TRY IT:
Looking at the data below, how many lines include the word "Generate"? Respond with the number only.

DATA FOR THIS TASK:
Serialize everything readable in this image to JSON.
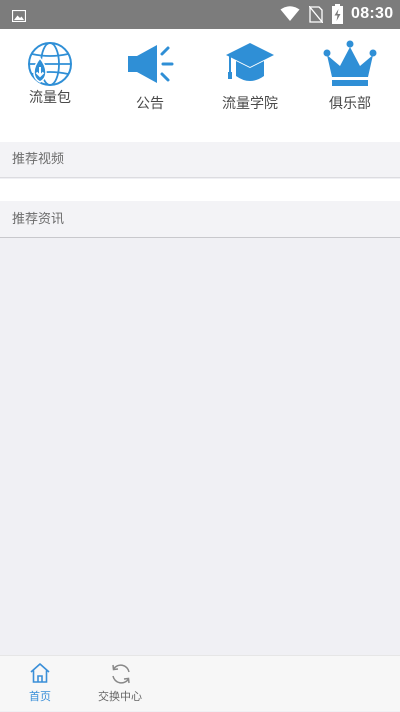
{
  "status_bar": {
    "time": "08:30",
    "icons": [
      "image-icon",
      "wifi-icon",
      "no-sim-icon",
      "battery-charging-icon"
    ]
  },
  "top_menu": {
    "items": [
      {
        "label": "流量包",
        "icon": "globe-download-icon"
      },
      {
        "label": "公告",
        "icon": "megaphone-icon"
      },
      {
        "label": "流量学院",
        "icon": "graduation-cap-icon"
      },
      {
        "label": "俱乐部",
        "icon": "crown-icon"
      }
    ]
  },
  "sections": {
    "videos": {
      "title": "推荐视频"
    },
    "news": {
      "title": "推荐资讯"
    }
  },
  "bottom_nav": {
    "items": [
      {
        "label": "首页",
        "icon": "home-icon",
        "active": true
      },
      {
        "label": "交换中心",
        "icon": "refresh-icon",
        "active": false
      }
    ]
  },
  "colors": {
    "accent": "#2f8fd6",
    "status_bar": "#7c7c7c",
    "page_background": "#f0f0f4"
  }
}
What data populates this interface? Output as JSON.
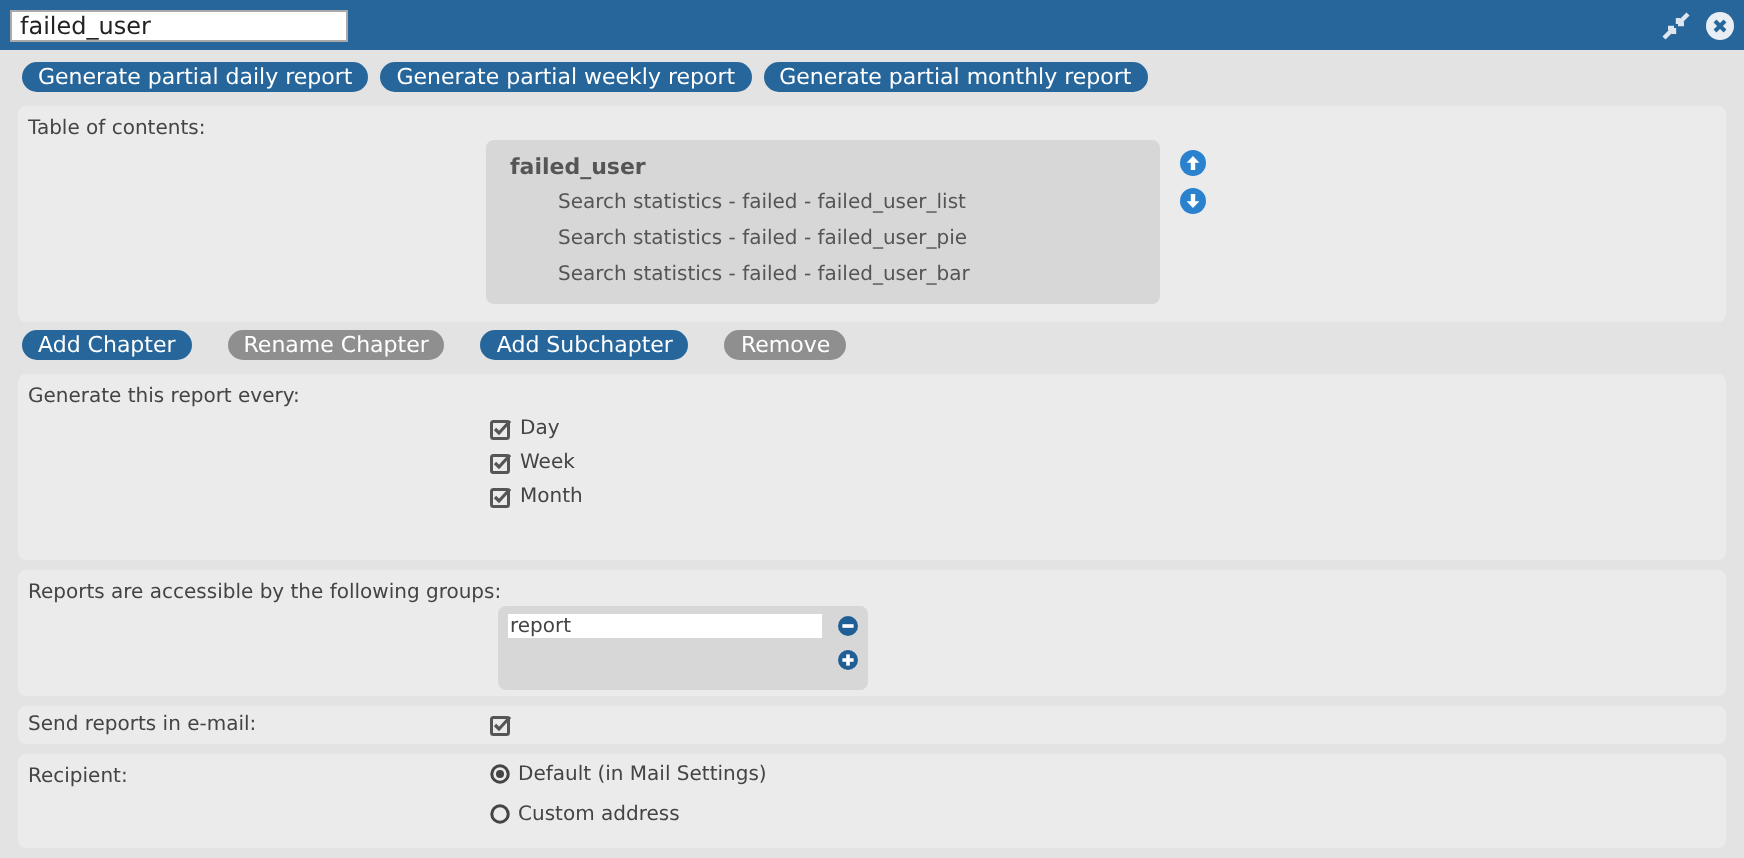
{
  "window": {
    "title": "failed_user"
  },
  "report_buttons": [
    {
      "label": "Generate partial daily report"
    },
    {
      "label": "Generate partial weekly report"
    },
    {
      "label": "Generate partial monthly report"
    }
  ],
  "toc": {
    "label": "Table of contents:",
    "chapter": "failed_user",
    "children": [
      {
        "label": "Search statistics - failed - failed_user_list"
      },
      {
        "label": "Search statistics - failed - failed_user_pie"
      },
      {
        "label": "Search statistics - failed - failed_user_bar"
      }
    ]
  },
  "chapter_buttons": [
    {
      "label": "Add Chapter",
      "disabled": false
    },
    {
      "label": "Rename Chapter",
      "disabled": true
    },
    {
      "label": "Add Subchapter",
      "disabled": false
    },
    {
      "label": "Remove",
      "disabled": true
    }
  ],
  "schedule": {
    "label": "Generate this report every:",
    "options": [
      {
        "label": "Day",
        "checked": true
      },
      {
        "label": "Week",
        "checked": true
      },
      {
        "label": "Month",
        "checked": true
      }
    ]
  },
  "groups": {
    "label": "Reports are accessible by the following groups:",
    "items": [
      {
        "value": "report"
      }
    ]
  },
  "email": {
    "label": "Send reports in e-mail:",
    "checked": true
  },
  "recipient": {
    "label": "Recipient:",
    "options": [
      {
        "label": "Default (in Mail Settings)",
        "selected": true
      },
      {
        "label": "Custom address",
        "selected": false
      }
    ]
  }
}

FINISHED TASK:
4